What is Intercultural Communication?

tools for public speakersSometimes, the most difficult speech is when I’m writing for someone demographically similar to me. With someone different than me, listening and then, writing, is easier because I know what to expect. I go into the conversation acknowledging differences and manage my expectations.

When the person is, at first glance, like me, I might erroneously apply a view of that person, convinced I know who they are. I might not enter that conversation as a listener, but as a fool.

Let’s Explore This Mess

I often write for an international audience. My speaker might speak English, but as a second language to listeners whose second language is likewise English. Multiple countries are at play, with an array of intercultural issues. You may be dealing with related challenges.

Interculturality is never clean. We never get it perfect. We can’t. But we can hone as we learn.

When writing for a black businessman’s association, for their keynote speaker, it isn’t my voice. It is the voice of the speaker. Sometimes, in such cases, the difference is less racial and more economic. The speaker might be racially the same, but extremely wealthy. The language of the wealthy is not the same as the language of the up-and-coming. That’s part of the challenge in front of us.

We use our skills and experience to navigate, albeit imperfectly, these complexities. Do we work in a domestic-only firm, or just with native speakers in that other country? We are still working cross-culturally. No one is born in, and then lives in, a vacuum.

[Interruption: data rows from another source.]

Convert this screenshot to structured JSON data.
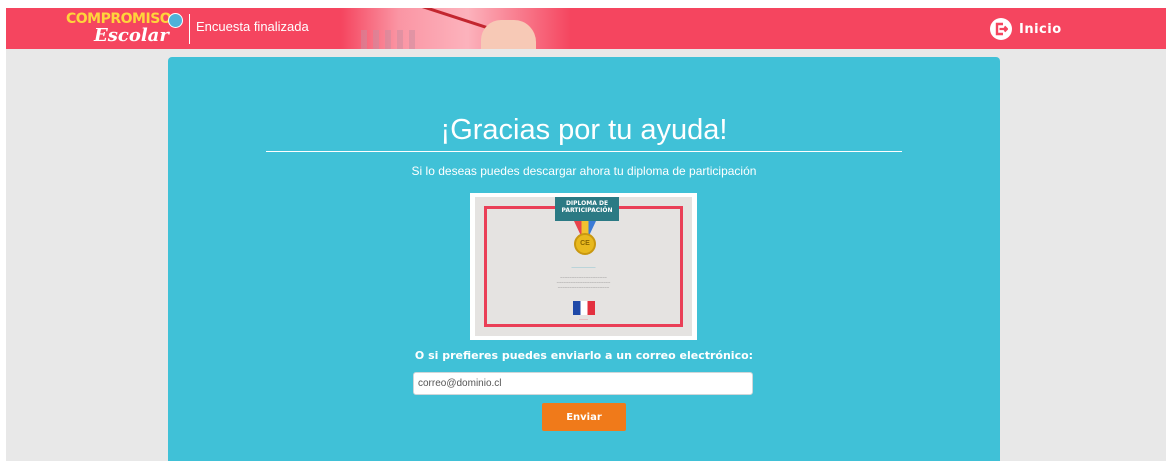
{
  "header": {
    "logo_top": "COMPROMISO",
    "logo_bottom": "Escolar",
    "section_title": "Encuesta finalizada",
    "inicio_label": "Inicio",
    "inicio_icon": "logout-icon"
  },
  "main": {
    "heading": "¡Gracias por tu ayuda!",
    "subtitle": "Si lo deseas puedes descargar ahora tu diploma de participación",
    "diploma": {
      "ribbon_text": "DIPLOMA DE PARTICIPACIÓN"
    },
    "email_prompt": "O si prefieres puedes enviarlo a un correo electrónico:",
    "email_value": "correo@dominio.cl",
    "send_label": "Enviar"
  },
  "colors": {
    "topbar": "#f5455f",
    "card": "#40c1d7",
    "button": "#f07a1a",
    "logo_yellow": "#ffd43b"
  }
}
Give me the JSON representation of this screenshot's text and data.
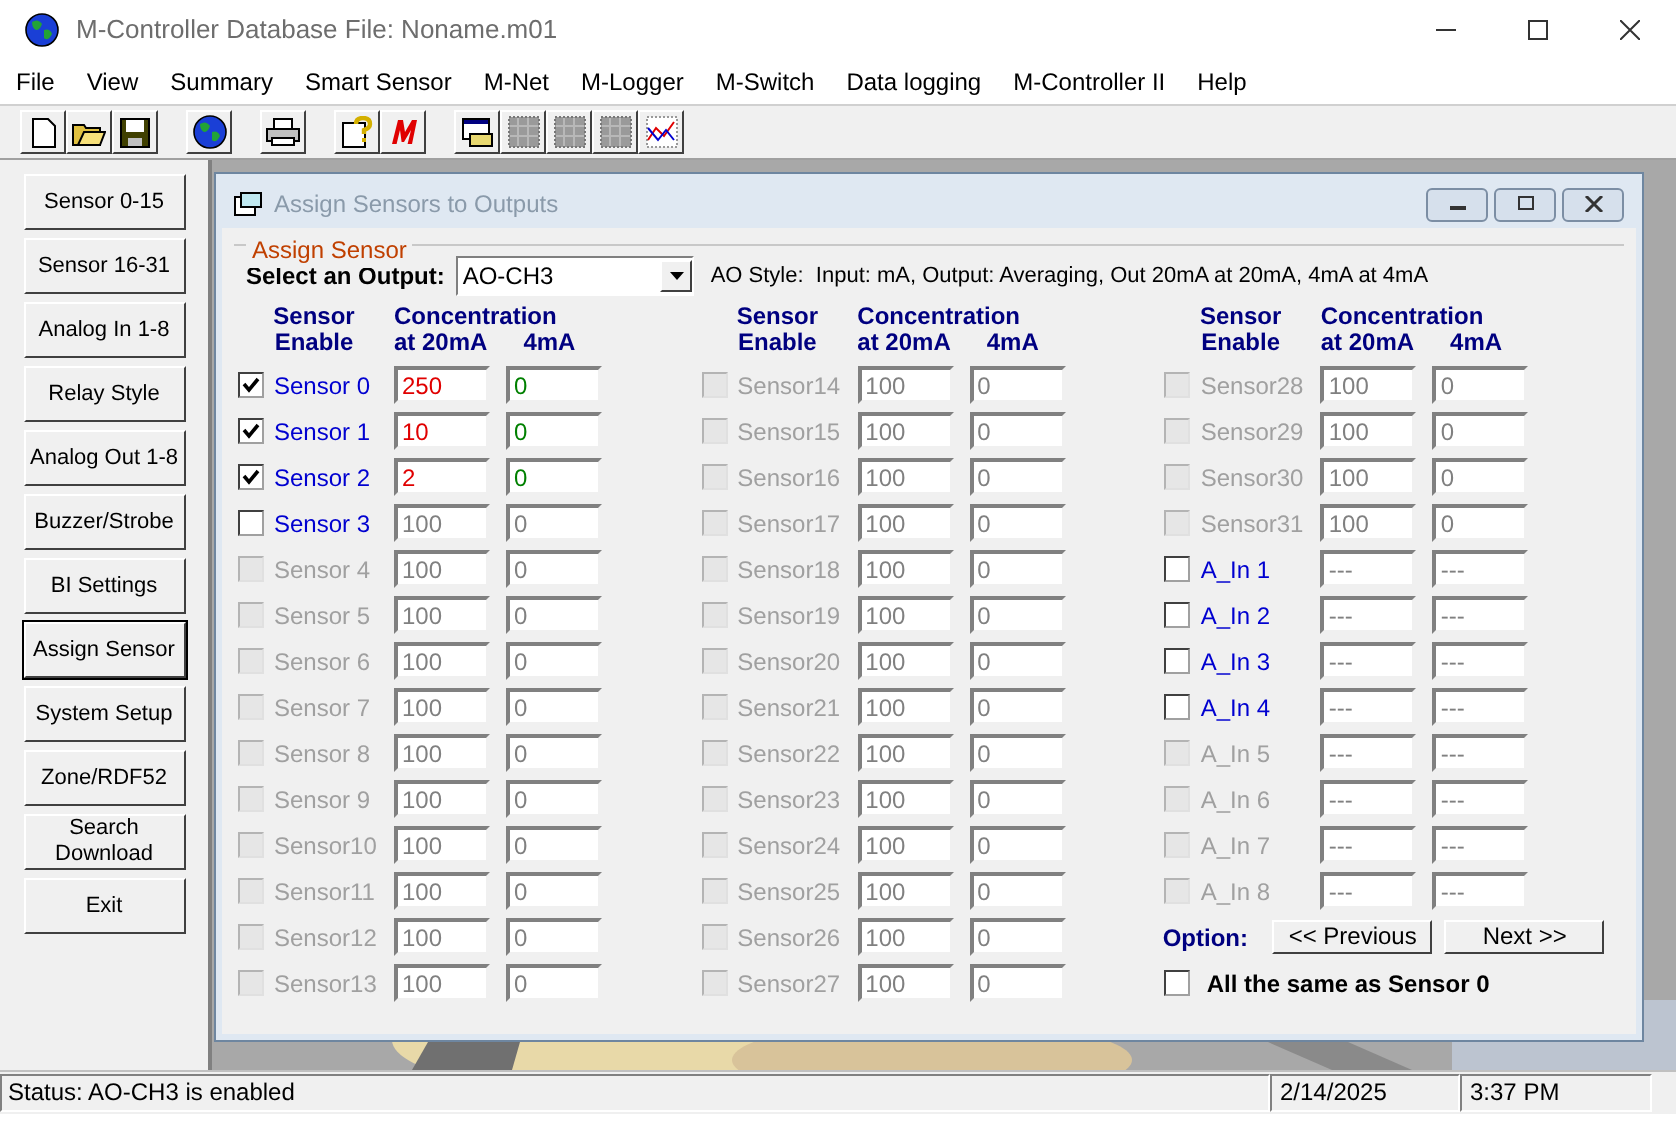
{
  "window": {
    "title": "M-Controller Database File: Noname.m01"
  },
  "menu": [
    "File",
    "View",
    "Summary",
    "Smart Sensor",
    "M-Net",
    "M-Logger",
    "M-Switch",
    "Data logging",
    "M-Controller II",
    "Help"
  ],
  "sidebar": [
    {
      "label": "Sensor 0-15",
      "selected": false
    },
    {
      "label": "Sensor 16-31",
      "selected": false
    },
    {
      "label": "Analog In 1-8",
      "selected": false
    },
    {
      "label": "Relay Style",
      "selected": false
    },
    {
      "label": "Analog Out 1-8",
      "selected": false
    },
    {
      "label": "Buzzer/Strobe",
      "selected": false
    },
    {
      "label": "BI Settings",
      "selected": false
    },
    {
      "label": "Assign Sensor",
      "selected": true
    },
    {
      "label": "System Setup",
      "selected": false
    },
    {
      "label": "Zone/RDF52",
      "selected": false
    },
    {
      "label": "Search Download",
      "selected": false
    },
    {
      "label": "Exit",
      "selected": false
    }
  ],
  "dialog": {
    "title": "Assign Sensors to Outputs",
    "group_title": "Assign Sensor",
    "output_label": "Select an Output:",
    "output_value": "AO-CH3",
    "ao_style": "AO Style:  Input: mA, Output: Averaging, Out 20mA at 20mA, 4mA at 4mA",
    "columns": [
      {
        "header_sensor": "Sensor",
        "header_enable": "Enable",
        "header_concentration": "Concentration",
        "header_20ma": "at 20mA",
        "header_4ma": "4mA",
        "rows": [
          {
            "label": "Sensor 0",
            "checked": true,
            "disabled": false,
            "at_20ma": "250",
            "at_4ma": "0"
          },
          {
            "label": "Sensor 1",
            "checked": true,
            "disabled": false,
            "at_20ma": "10",
            "at_4ma": "0"
          },
          {
            "label": "Sensor 2",
            "checked": true,
            "disabled": false,
            "at_20ma": "2",
            "at_4ma": "0"
          },
          {
            "label": "Sensor 3",
            "checked": false,
            "disabled": false,
            "at_20ma": "100",
            "at_4ma": "0"
          },
          {
            "label": "Sensor 4",
            "checked": false,
            "disabled": true,
            "at_20ma": "100",
            "at_4ma": "0"
          },
          {
            "label": "Sensor 5",
            "checked": false,
            "disabled": true,
            "at_20ma": "100",
            "at_4ma": "0"
          },
          {
            "label": "Sensor 6",
            "checked": false,
            "disabled": true,
            "at_20ma": "100",
            "at_4ma": "0"
          },
          {
            "label": "Sensor 7",
            "checked": false,
            "disabled": true,
            "at_20ma": "100",
            "at_4ma": "0"
          },
          {
            "label": "Sensor 8",
            "checked": false,
            "disabled": true,
            "at_20ma": "100",
            "at_4ma": "0"
          },
          {
            "label": "Sensor 9",
            "checked": false,
            "disabled": true,
            "at_20ma": "100",
            "at_4ma": "0"
          },
          {
            "label": "Sensor10",
            "checked": false,
            "disabled": true,
            "at_20ma": "100",
            "at_4ma": "0"
          },
          {
            "label": "Sensor11",
            "checked": false,
            "disabled": true,
            "at_20ma": "100",
            "at_4ma": "0"
          },
          {
            "label": "Sensor12",
            "checked": false,
            "disabled": true,
            "at_20ma": "100",
            "at_4ma": "0"
          },
          {
            "label": "Sensor13",
            "checked": false,
            "disabled": true,
            "at_20ma": "100",
            "at_4ma": "0"
          }
        ]
      },
      {
        "header_sensor": "Sensor",
        "header_enable": "Enable",
        "header_concentration": "Concentration",
        "header_20ma": "at 20mA",
        "header_4ma": "4mA",
        "rows": [
          {
            "label": "Sensor14",
            "checked": false,
            "disabled": true,
            "at_20ma": "100",
            "at_4ma": "0"
          },
          {
            "label": "Sensor15",
            "checked": false,
            "disabled": true,
            "at_20ma": "100",
            "at_4ma": "0"
          },
          {
            "label": "Sensor16",
            "checked": false,
            "disabled": true,
            "at_20ma": "100",
            "at_4ma": "0"
          },
          {
            "label": "Sensor17",
            "checked": false,
            "disabled": true,
            "at_20ma": "100",
            "at_4ma": "0"
          },
          {
            "label": "Sensor18",
            "checked": false,
            "disabled": true,
            "at_20ma": "100",
            "at_4ma": "0"
          },
          {
            "label": "Sensor19",
            "checked": false,
            "disabled": true,
            "at_20ma": "100",
            "at_4ma": "0"
          },
          {
            "label": "Sensor20",
            "checked": false,
            "disabled": true,
            "at_20ma": "100",
            "at_4ma": "0"
          },
          {
            "label": "Sensor21",
            "checked": false,
            "disabled": true,
            "at_20ma": "100",
            "at_4ma": "0"
          },
          {
            "label": "Sensor22",
            "checked": false,
            "disabled": true,
            "at_20ma": "100",
            "at_4ma": "0"
          },
          {
            "label": "Sensor23",
            "checked": false,
            "disabled": true,
            "at_20ma": "100",
            "at_4ma": "0"
          },
          {
            "label": "Sensor24",
            "checked": false,
            "disabled": true,
            "at_20ma": "100",
            "at_4ma": "0"
          },
          {
            "label": "Sensor25",
            "checked": false,
            "disabled": true,
            "at_20ma": "100",
            "at_4ma": "0"
          },
          {
            "label": "Sensor26",
            "checked": false,
            "disabled": true,
            "at_20ma": "100",
            "at_4ma": "0"
          },
          {
            "label": "Sensor27",
            "checked": false,
            "disabled": true,
            "at_20ma": "100",
            "at_4ma": "0"
          }
        ]
      },
      {
        "header_sensor": "Sensor",
        "header_enable": "Enable",
        "header_concentration": "Concentration",
        "header_20ma": "at 20mA",
        "header_4ma": "4mA",
        "rows": [
          {
            "label": "Sensor28",
            "checked": false,
            "disabled": true,
            "at_20ma": "100",
            "at_4ma": "0"
          },
          {
            "label": "Sensor29",
            "checked": false,
            "disabled": true,
            "at_20ma": "100",
            "at_4ma": "0"
          },
          {
            "label": "Sensor30",
            "checked": false,
            "disabled": true,
            "at_20ma": "100",
            "at_4ma": "0"
          },
          {
            "label": "Sensor31",
            "checked": false,
            "disabled": true,
            "at_20ma": "100",
            "at_4ma": "0"
          },
          {
            "label": "A_In 1",
            "checked": false,
            "disabled": false,
            "at_20ma": "---",
            "at_4ma": "---"
          },
          {
            "label": "A_In 2",
            "checked": false,
            "disabled": false,
            "at_20ma": "---",
            "at_4ma": "---"
          },
          {
            "label": "A_In 3",
            "checked": false,
            "disabled": false,
            "at_20ma": "---",
            "at_4ma": "---"
          },
          {
            "label": "A_In 4",
            "checked": false,
            "disabled": false,
            "at_20ma": "---",
            "at_4ma": "---"
          },
          {
            "label": "A_In 5",
            "checked": false,
            "disabled": true,
            "at_20ma": "---",
            "at_4ma": "---"
          },
          {
            "label": "A_In 6",
            "checked": false,
            "disabled": true,
            "at_20ma": "---",
            "at_4ma": "---"
          },
          {
            "label": "A_In 7",
            "checked": false,
            "disabled": true,
            "at_20ma": "---",
            "at_4ma": "---"
          },
          {
            "label": "A_In 8",
            "checked": false,
            "disabled": true,
            "at_20ma": "---",
            "at_4ma": "---"
          }
        ]
      }
    ],
    "option_label": "Option:",
    "buttons": [
      "<< Previous",
      "Next >>"
    ],
    "same_as": {
      "label": "All the same as Sensor 0",
      "checked": false
    }
  },
  "status_bar": {
    "status": "Status: AO-CH3 is enabled",
    "date": "2/14/2025",
    "time": "3:37 PM"
  }
}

We absorb a myriad of influences.

Any two people in conversation is an intercultural communications event.

I’m a Mess

I grew up in a middle-class suburb southwest of Chicago with parents of Irish and Hungarian descent, but neither was an immigrant. My paternal grandparents, especially my grandmother, had accents. They were Irish and Hungarian, with such a range of experiences that a book wouldn’t be long enough to sort it all out.

Among my best friends as a child was Chinese. He was born in Taipei. My high school was 49% white. However, the school, and the communities which fed into it, weren’t well-integrated. But I was on the track team and spent a lot of time with several friends who are black. Then, I went to a large state university south in a city surrounded by cornfields, only to move back to attend a small international graduate school in an affluent Chicago suburb. Now I live near Atlanta.

I could continue but you get the idea. Who am I?

If all you see in me is a middle-aged white guy who grew up in the suburbs, you’ve a limited understanding of me. Or, if you only knew about my life in North Georgia, you might presume I am whatever you think a Southerner is. That is, until you hear the remnants of my Southside of Chicago accent.

Like most people, I only show you the sides of me which are relevant to the relationship. Do you know me professionally? Through the literary community? Through the running community? Did you know me when I taught in a jail? Did we play chess back in the day? Maybe we overlapped in a event on third wave coffee, or have a shared interest in animal behavior.

We like to stereotype and box in people. It makes things easier, but it leads to errors in judgment.

It gets complicated, particularly in this age of easy communication across the globe and relatively inexpensive flights. Who is everyone else is no less convoluted.

One of my clients recently spoke in Singapore, Taiwan, Hong Kong and elsewhere in the area. As an American-born Chinese woman, she was well-suited, but it wouldn’t be easy. Her audience was pan-Asian. Each person reached success differently and bore different agendas. China is not Japan, nor is it Thailand and so on. And then, the individual within a given country is even more complex.

My client’s speeches had a singular goal but required layers and textures that they needed to feel seamless. We took a base speech and converted it to each audience’s needs.

As we worked together, our commonly was evident, though so was our diversity. Economically, we were extraordinarily different. Our first language was different. Our genders were different. However, we both loved books, our families, and had a shared love of the same fast food.

As such, we need to remember how those who grew up next door, who look like us, whose accents come from the same root, may, in fact, be just as dissimilar communicationally as the person a 15-hour plane flight away. Intercultural communication is part of our lives.

There’s no end to the complexity of human interaction. Intercultural communication is art and science, and inevitably imperfect. You are I are completely different and completely the same. That’s not a paradox, but two coexisting truths. Let’s listen to each other.

Read what I can do for international clients.